The U.S. Supreme Court on Friday declined to reinstate a Missouri law that bars authorities from enforcing federal gun laws.
The justices rejected a request by Missouri to overturn a ruling by a federal judge that invalidated the 2021 law, known as the Second Amendment Preservation Act, Reuters reported.
The Biden administration sued Missouri in 2022 to block the law. It had urged the Supreme Court not to revive the measure, arguing that it violated a constitutional provision called the “supremacy clause” that makes federal law supersede conflicting state laws, the news outlet said.
The administration said that the measure improperly interfered with U.S. firearms regulations and undermined public safety and that caused Missouri state and local police agencies to stop assisting in enforcement of federal gun laws.
Justice Clarence Thomas on Friday indicated that he would have reinstated the Missouri law.
U.S. District Judge Brian Wimes invalidated the law in a March, ruling he determined was a violation of the supremacy clause.
“While purporting to protect citizens, (the Missouri law) exposes citizens to greater harm by interfering with the federal government’s ability to enforce lawfully enacted firearms regulations designed by Congress for the purpose of protecting citizens,” he wrote.
Missouri Attorney General Andrew Bailey remained undeterred after the ruling.

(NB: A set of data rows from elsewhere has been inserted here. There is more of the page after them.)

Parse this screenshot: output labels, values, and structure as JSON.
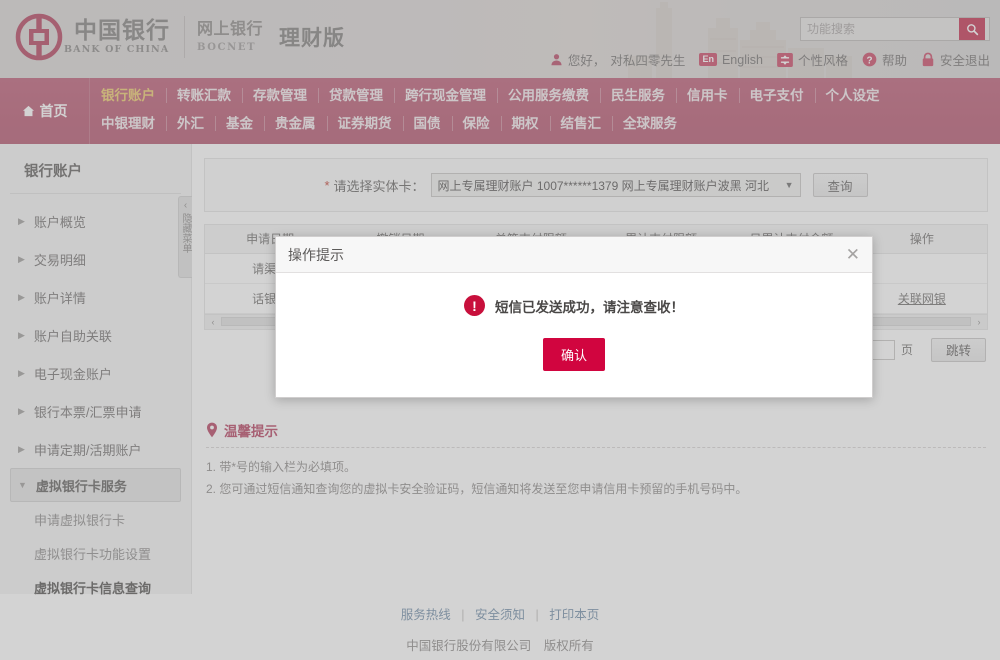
{
  "header": {
    "logo_cn": "中国银行",
    "logo_en": "BANK OF CHINA",
    "sub_cn": "网上银行",
    "sub_en": "BOCNET",
    "edition": "理财版",
    "search": {
      "placeholder": "功能搜索",
      "value": "",
      "icon": "search-icon"
    },
    "user": {
      "greeting": "您好，",
      "username": "对私四零先生",
      "lang_badge": "En",
      "lang_label": "English",
      "style_label": "个性风格",
      "help_label": "帮助",
      "logout_label": "安全退出"
    }
  },
  "nav": {
    "home_label": "首页",
    "row1": [
      "银行账户",
      "转账汇款",
      "存款管理",
      "贷款管理",
      "跨行现金管理",
      "公用服务缴费",
      "民生服务",
      "信用卡",
      "电子支付",
      "个人设定"
    ],
    "row2": [
      "中银理财",
      "外汇",
      "基金",
      "贵金属",
      "证券期货",
      "国债",
      "保险",
      "期权",
      "结售汇",
      "全球服务"
    ],
    "active": "银行账户",
    "bar_color": "#b5506b",
    "active_color": "#edc967"
  },
  "sidebar": {
    "title": "银行账户",
    "items": [
      {
        "label": "账户概览"
      },
      {
        "label": "交易明细"
      },
      {
        "label": "账户详情"
      },
      {
        "label": "账户自助关联"
      },
      {
        "label": "电子现金账户"
      },
      {
        "label": "银行本票/汇票申请"
      },
      {
        "label": "申请定期/活期账户"
      }
    ],
    "open_group": "虚拟银行卡服务",
    "sub_items": [
      {
        "label": "申请虚拟银行卡",
        "current": false
      },
      {
        "label": "虚拟银行卡功能设置",
        "current": false
      },
      {
        "label": "虚拟银行卡信息查询",
        "current": true
      }
    ],
    "collapse": {
      "chevron": "‹",
      "label": "隐藏菜单"
    }
  },
  "main": {
    "form": {
      "required_mark": "*",
      "label": "请选择实体卡：",
      "select_value": "网上专属理财账户  1007******1379 网上专属理财账户波黑 河北",
      "select_caret": "▼",
      "query_button": "查询"
    },
    "table": {
      "headers": [
        "申请日期",
        "撤销日期",
        "单笔支付限额",
        "累计支付限额",
        "日累计支付金额",
        "操作"
      ],
      "row_labels": [
        "请渠道",
        "话银行"
      ],
      "link": "关联网银",
      "scroll_left": "‹",
      "scroll_right": "›"
    },
    "pager": {
      "page_value": "",
      "page_unit": "页",
      "goto_button": "跳转"
    },
    "tips": {
      "icon": "location-pin-icon",
      "title": "温馨提示",
      "items": [
        "1. 带*号的输入栏为必填项。",
        "2. 您可通过短信通知查询您的虚拟卡安全验证码，短信通知将发送至您申请信用卡预留的手机号码中。"
      ]
    }
  },
  "modal": {
    "title": "操作提示",
    "close_icon": "close-icon",
    "warn_icon": "!",
    "message": "短信已发送成功，请注意查收！",
    "confirm_button": "确认",
    "accent_color": "#d1053f"
  },
  "footer": {
    "links": [
      "服务热线",
      "安全须知",
      "打印本页"
    ],
    "separator": "|",
    "copyright": "中国银行股份有限公司　版权所有"
  }
}
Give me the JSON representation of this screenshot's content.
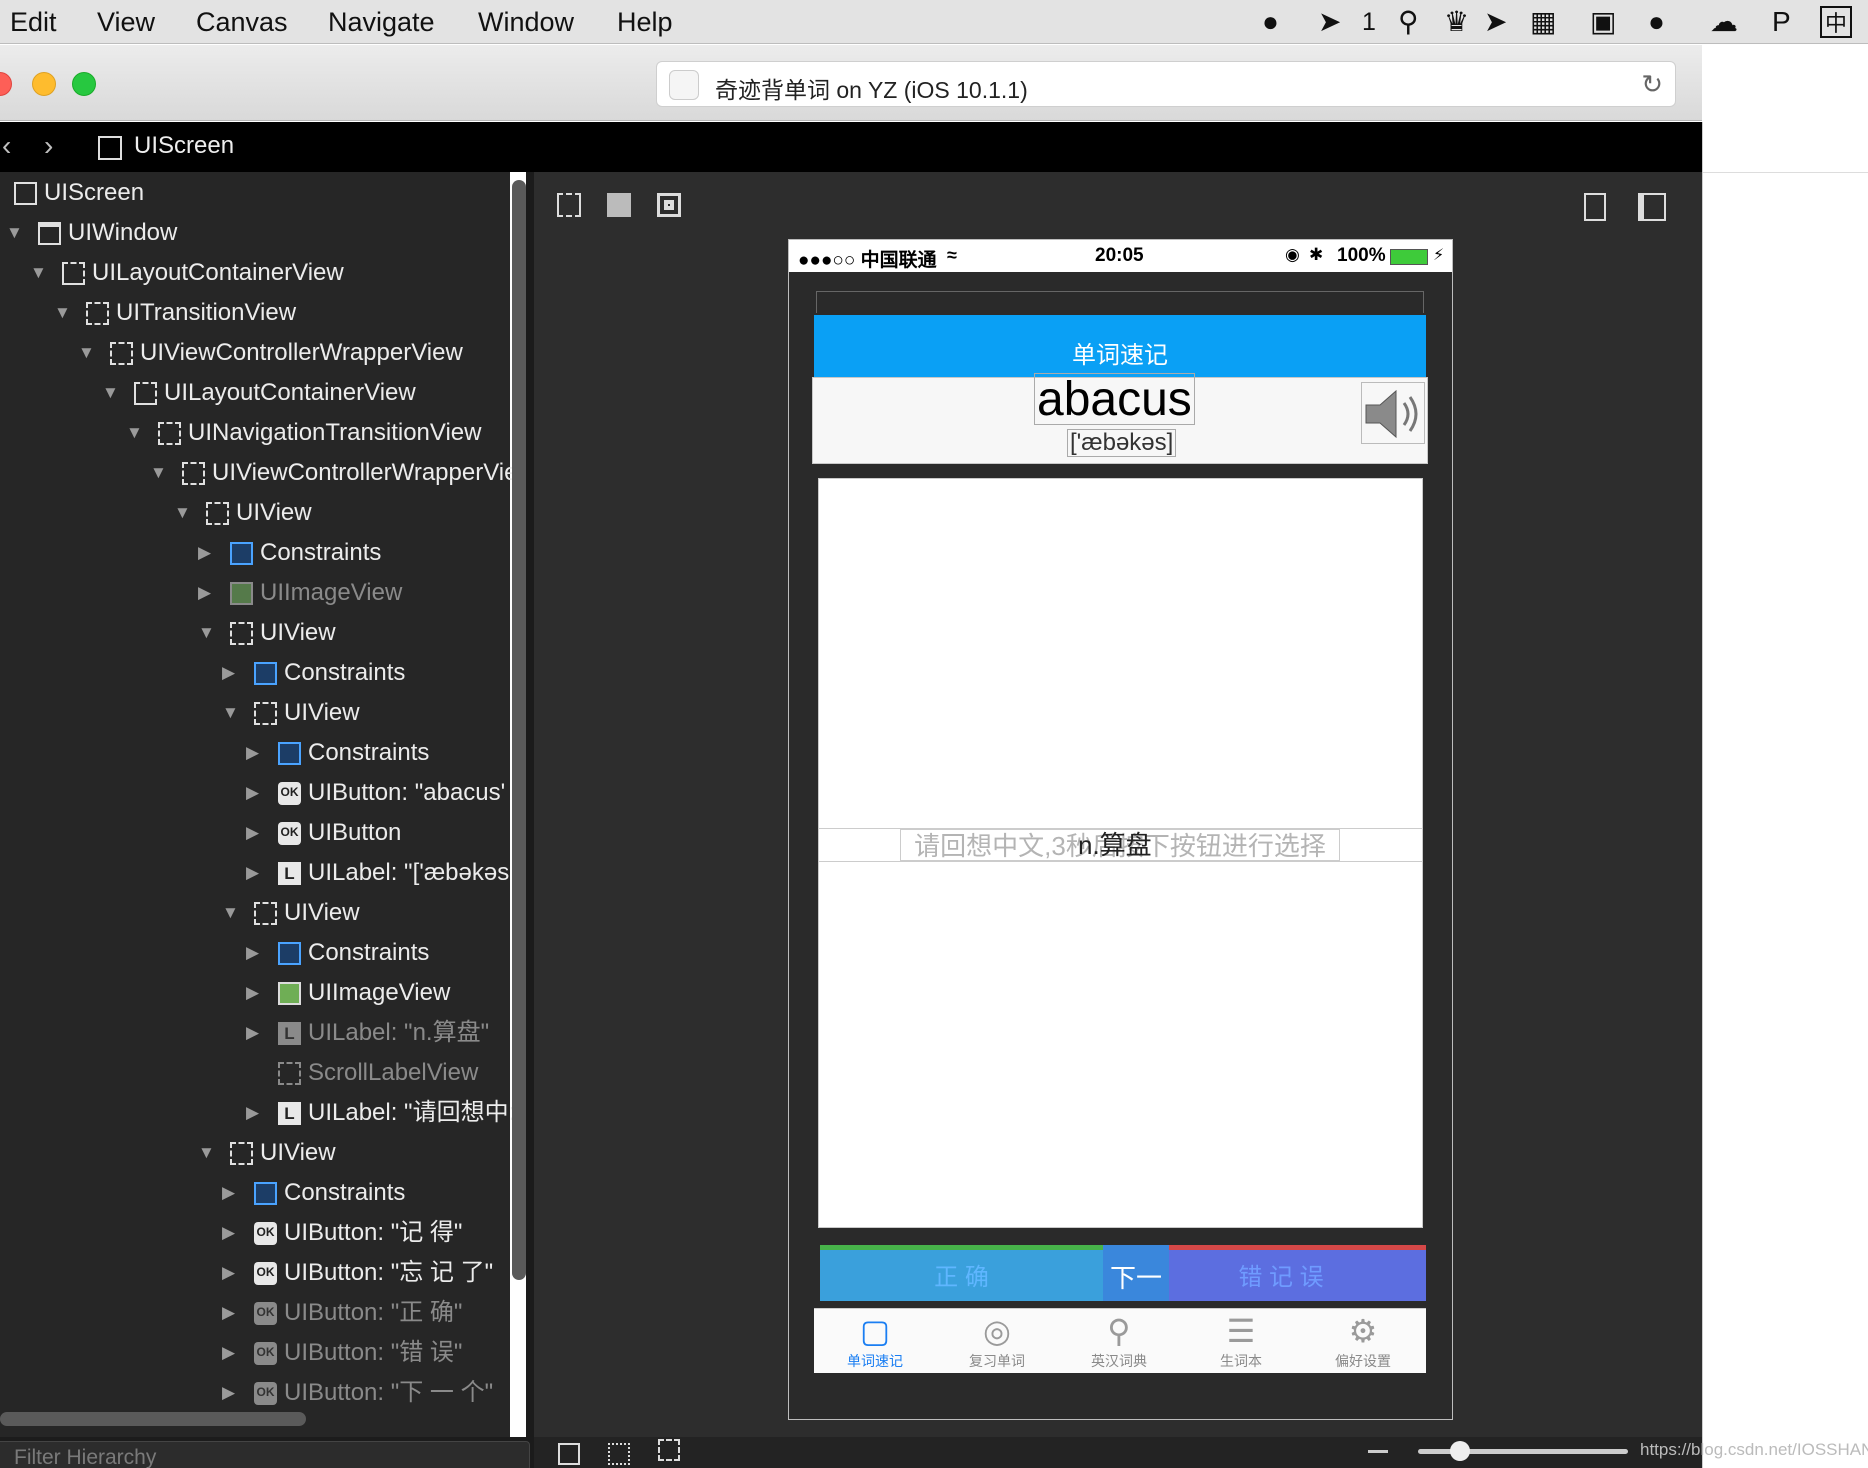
{
  "menubar": {
    "items": [
      "Edit",
      "View",
      "Canvas",
      "Navigate",
      "Window",
      "Help"
    ],
    "status_icons": [
      "qq-icon",
      "bird-icon",
      "search-icon",
      "evernote-icon",
      "send-icon",
      "keyboard-icon",
      "screenshot-icon",
      "wechat-icon",
      "cloud-icon",
      "p-icon",
      "ime-icon"
    ],
    "badge_count": "1",
    "ime_label": "中"
  },
  "window": {
    "title": "奇迹背单词 on YZ (iOS 10.1.1)",
    "breadcrumb": "UIScreen"
  },
  "hierarchy": {
    "filter_placeholder": "Filter Hierarchy",
    "rows": [
      {
        "label": "UIScreen",
        "icon": "screen"
      },
      {
        "label": "UIWindow",
        "icon": "window"
      },
      {
        "label": "UILayoutContainerView",
        "icon": "layout"
      },
      {
        "label": "UITransitionView",
        "icon": "view"
      },
      {
        "label": "UIViewControllerWrapperView",
        "icon": "view"
      },
      {
        "label": "UILayoutContainerView",
        "icon": "layout"
      },
      {
        "label": "UINavigationTransitionView",
        "icon": "view"
      },
      {
        "label": "UIViewControllerWrapperVie",
        "icon": "view"
      },
      {
        "label": "UIView",
        "icon": "view"
      },
      {
        "label": "Constraints",
        "icon": "constraints"
      },
      {
        "label": "UIImageView",
        "icon": "image"
      },
      {
        "label": "UIView",
        "icon": "view"
      },
      {
        "label": "Constraints",
        "icon": "constraints"
      },
      {
        "label": "UIView",
        "icon": "view"
      },
      {
        "label": "Constraints",
        "icon": "constraints"
      },
      {
        "label": "UIButton: \"abacus'",
        "icon": "button"
      },
      {
        "label": "UIButton",
        "icon": "button"
      },
      {
        "label": "UILabel: \"['æbəkəs",
        "icon": "label"
      },
      {
        "label": "UIView",
        "icon": "view"
      },
      {
        "label": "Constraints",
        "icon": "constraints"
      },
      {
        "label": "UIImageView",
        "icon": "image"
      },
      {
        "label": "UILabel: \"n.算盘\"",
        "icon": "label"
      },
      {
        "label": "ScrollLabelView",
        "icon": "view"
      },
      {
        "label": "UILabel: \"请回想中:",
        "icon": "label"
      },
      {
        "label": "UIView",
        "icon": "view"
      },
      {
        "label": "Constraints",
        "icon": "constraints"
      },
      {
        "label": "UIButton: \"记    得\"",
        "icon": "button"
      },
      {
        "label": "UIButton: \"忘 记 了\"",
        "icon": "button"
      },
      {
        "label": "UIButton: \"正    确\"",
        "icon": "button"
      },
      {
        "label": "UIButton: \"错    误\"",
        "icon": "button"
      },
      {
        "label": "UIButton: \"下 一 个\"",
        "icon": "button"
      }
    ]
  },
  "phone": {
    "carrier": "●●●○○ 中国联通",
    "time": "20:05",
    "battery": "100%",
    "nav_title": "单词速记",
    "word": "abacus",
    "phonetic": "['æbəkəs]",
    "hint": "请回想中文,3秒后按下按钮进行选择",
    "meaning": "n.算盘",
    "btn_correct": "正    确",
    "btn_next": "下一个",
    "btn_wrong": "错 记 误",
    "tabs": [
      {
        "label": "单词速记",
        "icon": "monitor-icon",
        "active": true
      },
      {
        "label": "复习单词",
        "icon": "target-icon",
        "active": false
      },
      {
        "label": "英汉词典",
        "icon": "search-icon",
        "active": false
      },
      {
        "label": "生词本",
        "icon": "notebook-icon",
        "active": false
      },
      {
        "label": "偏好设置",
        "icon": "gear-icon",
        "active": false
      }
    ]
  },
  "watermark": "https://blog.csdn.net/IOSSHAN",
  "colors": {
    "nav_blue": "#0aa0f5",
    "tab_active": "#1a7ef2",
    "correct_green": "#47b34a",
    "wrong_red": "#d54848"
  }
}
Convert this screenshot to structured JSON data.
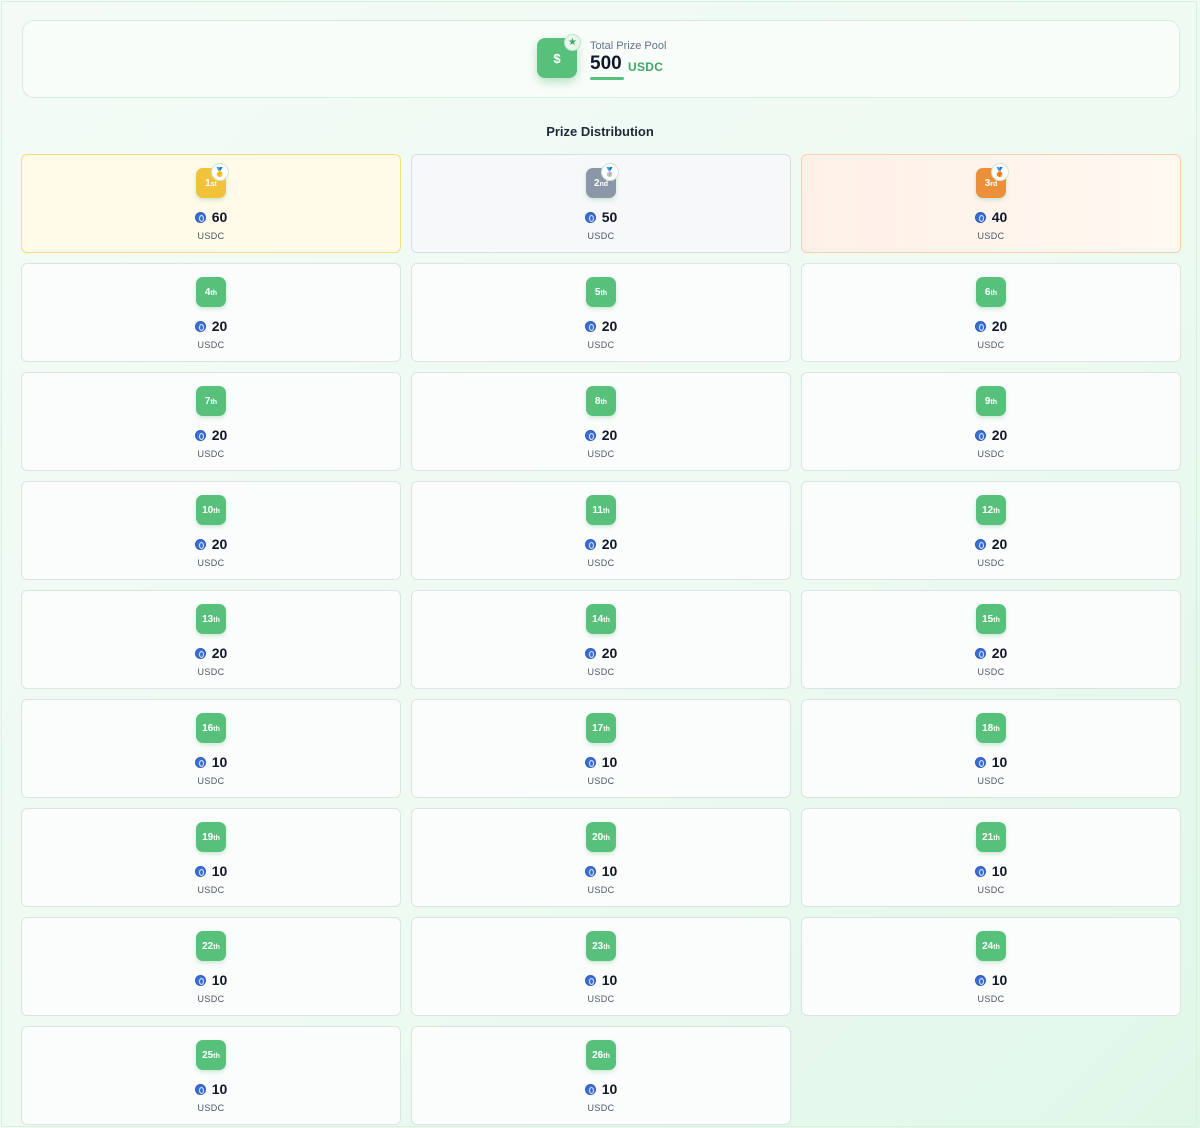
{
  "pool": {
    "icon_symbol": "$",
    "badge_icon": "star-icon",
    "label": "Total Prize Pool",
    "amount": "500",
    "currency": "USDC"
  },
  "section_title": "Prize Distribution",
  "accent_color": "#57c17b",
  "prizes": [
    {
      "num": "1",
      "suffix": "st",
      "amount": "60",
      "currency": "USDC",
      "tier": "gold",
      "medal": "gold-medal-icon"
    },
    {
      "num": "2",
      "suffix": "nd",
      "amount": "50",
      "currency": "USDC",
      "tier": "silver",
      "medal": "silver-medal-icon"
    },
    {
      "num": "3",
      "suffix": "rd",
      "amount": "40",
      "currency": "USDC",
      "tier": "bronze",
      "medal": "bronze-medal-icon"
    },
    {
      "num": "4",
      "suffix": "th",
      "amount": "20",
      "currency": "USDC",
      "tier": "standard"
    },
    {
      "num": "5",
      "suffix": "th",
      "amount": "20",
      "currency": "USDC",
      "tier": "standard"
    },
    {
      "num": "6",
      "suffix": "th",
      "amount": "20",
      "currency": "USDC",
      "tier": "standard"
    },
    {
      "num": "7",
      "suffix": "th",
      "amount": "20",
      "currency": "USDC",
      "tier": "standard"
    },
    {
      "num": "8",
      "suffix": "th",
      "amount": "20",
      "currency": "USDC",
      "tier": "standard"
    },
    {
      "num": "9",
      "suffix": "th",
      "amount": "20",
      "currency": "USDC",
      "tier": "standard"
    },
    {
      "num": "10",
      "suffix": "th",
      "amount": "20",
      "currency": "USDC",
      "tier": "standard"
    },
    {
      "num": "11",
      "suffix": "th",
      "amount": "20",
      "currency": "USDC",
      "tier": "standard"
    },
    {
      "num": "12",
      "suffix": "th",
      "amount": "20",
      "currency": "USDC",
      "tier": "standard"
    },
    {
      "num": "13",
      "suffix": "th",
      "amount": "20",
      "currency": "USDC",
      "tier": "standard"
    },
    {
      "num": "14",
      "suffix": "th",
      "amount": "20",
      "currency": "USDC",
      "tier": "standard"
    },
    {
      "num": "15",
      "suffix": "th",
      "amount": "20",
      "currency": "USDC",
      "tier": "standard"
    },
    {
      "num": "16",
      "suffix": "th",
      "amount": "10",
      "currency": "USDC",
      "tier": "standard"
    },
    {
      "num": "17",
      "suffix": "th",
      "amount": "10",
      "currency": "USDC",
      "tier": "standard"
    },
    {
      "num": "18",
      "suffix": "th",
      "amount": "10",
      "currency": "USDC",
      "tier": "standard"
    },
    {
      "num": "19",
      "suffix": "th",
      "amount": "10",
      "currency": "USDC",
      "tier": "standard"
    },
    {
      "num": "20",
      "suffix": "th",
      "amount": "10",
      "currency": "USDC",
      "tier": "standard"
    },
    {
      "num": "21",
      "suffix": "th",
      "amount": "10",
      "currency": "USDC",
      "tier": "standard"
    },
    {
      "num": "22",
      "suffix": "th",
      "amount": "10",
      "currency": "USDC",
      "tier": "standard"
    },
    {
      "num": "23",
      "suffix": "th",
      "amount": "10",
      "currency": "USDC",
      "tier": "standard"
    },
    {
      "num": "24",
      "suffix": "th",
      "amount": "10",
      "currency": "USDC",
      "tier": "standard"
    },
    {
      "num": "25",
      "suffix": "th",
      "amount": "10",
      "currency": "USDC",
      "tier": "standard"
    },
    {
      "num": "26",
      "suffix": "th",
      "amount": "10",
      "currency": "USDC",
      "tier": "standard"
    }
  ]
}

“Today’s SCOTUS ruling on SAPA was a purely procedural matter. We remain undeterred in our defense of Missourians’ Second Amendment rights. @POTUS, see you at the Eighth Circuit,” he wrote on X.
The Supreme Court expanded gun rights in a 2022 decision authored by Thomas. It is hearing arguments next month in the first case stemming from last year’s ruling.
An appeals court invalidated a federal law that aims to keep guns away from people facing domestic violence restraining orders.
Reuters and The Associated Press contributed to this report.